5. WATCH Scoliosis Spinal Fusion
While this video is aimed at Pilates teachers, you’ll learn how to safely move while living with a fusion. Knowledge is power for you, so the more knowledge you have on how to exercise with respect to your fusion, the more confident you’ll feel caring for your body.
6. START Moving
Movement is important to a healthy body, especially one with scoliosis. Your diagnosis and your spinal fusion don’t mean you should sit still for the rest of your life. You no longer need to live in fear that movement will hurt you and make your scoli worse. Start small with a brief daily walk to wake up your muscles and remind your body how good it feels to be active.
When you're ready for them, I have a curated list of props for at-home Pilates practice. There's even a helpful comment with each item explaining how my staff and I use it with our clients.
7. BOOK a virtual lesson with the Spiral Spine staff
Continued movement is the most important part of scoliosis care. Our virtual appointments offer the same benefits as in-person ones and Spiral Spine's skilled instructors have been providing them for years.
Virtual privates teach pad placement, show where breath needs to go, figure out and tweak at-home exercises and stretches for your particular body, address any needed rehab from surgeries or injury and check in on how you’re doing emotionally. They also teach you strategies for managing good and bad days.
Clients typically start with regular private appointments and move to scheduling appointments when they need a refresher or have an issue that needs more specialized attention.
If you’re able to find a skilled Pilates Instructor in your town who truly understands how to care for your scoliosis, I encourage you to work with them. Unfortunately, my years of experience working with people with scoli around the world has taught me that those instructors are far and few between. For that reason, I've created ways for you to care for your beautiful body through Pilates even when a local instructor is not available.
8. ATTEND Scoliosis Retreat
When you're in need of some in person care and attention, attend this two-day retreat. Anyone with scoliosis is welcome to attend, no matter if you have the degree of your curves, your are, or if you've had scoliosis surgery of any kind. Erin and her staff will work with you to help you understand your scoli.
During the retreat you will learn in a hands-on, easy-to-understand way how to:
- use a scoliometer and regularly track your progress
- appropriately pad your back
- perform research-backed strengthening and release exercises that can be done at home
- figure out the individual exercises your body needs most
- modify exercises in group classes
- develop a game plan for when you return home so you can continue helping your unique body and live your best life
9. FIND a local manual therapist
Manual therapy, not a spa massage, is an essential part of scoliosis care. Oftentimes muscles are so tight that stretching cannot sufficiently relax them. This is where a skilled manual therapist comes in. Look for someone who works with scoliosis patients or who is open to listening to you and learning how to care for your unique body. If you need more information on different kinds of manual therapists, watch video 5 in the Starting Point Series.

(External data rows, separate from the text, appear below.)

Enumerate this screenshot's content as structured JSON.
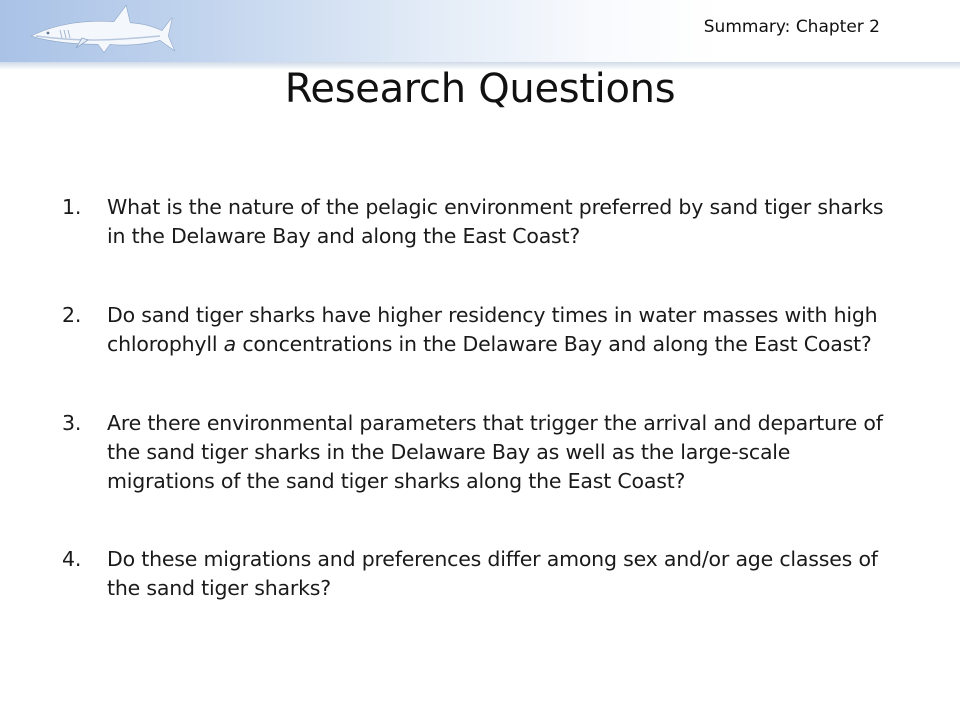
{
  "header": {
    "chapter_label": "Summary: Chapter 2"
  },
  "logo": {
    "icon": "shark-logo-icon"
  },
  "title": "Research Questions",
  "questions": [
    {
      "number": "1.",
      "text": "What is the nature of the pelagic environment preferred by sand tiger sharks in the Delaware Bay and along the East Coast?"
    },
    {
      "number": "2.",
      "text_before": "Do sand tiger sharks have higher residency times in water masses with high chlorophyll ",
      "text_italic": "a",
      "text_after": " concentrations in the Delaware Bay and along the East Coast?"
    },
    {
      "number": "3.",
      "text": "Are there environmental parameters that trigger the arrival and departure of the sand tiger sharks in the Delaware Bay as well as the large-scale migrations of the sand tiger sharks along the East Coast?"
    },
    {
      "number": "4.",
      "text": "Do these migrations and preferences differ among sex and/or age classes of the sand tiger sharks?"
    }
  ],
  "colors": {
    "header_gradient_start": "#a9c2e6",
    "text": "#1a1a1a",
    "logo_fill": "#ffffff"
  }
}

I recommend seeing someone on a schedule you can comfortably manage, both financially and time-wise. Infrequent visits are better than never going.
10. KEEP it up
Owning your scoli means constant, daily work, but regular movement and release will help you live your best, pain-free life. You and your spine are worth it, I promise.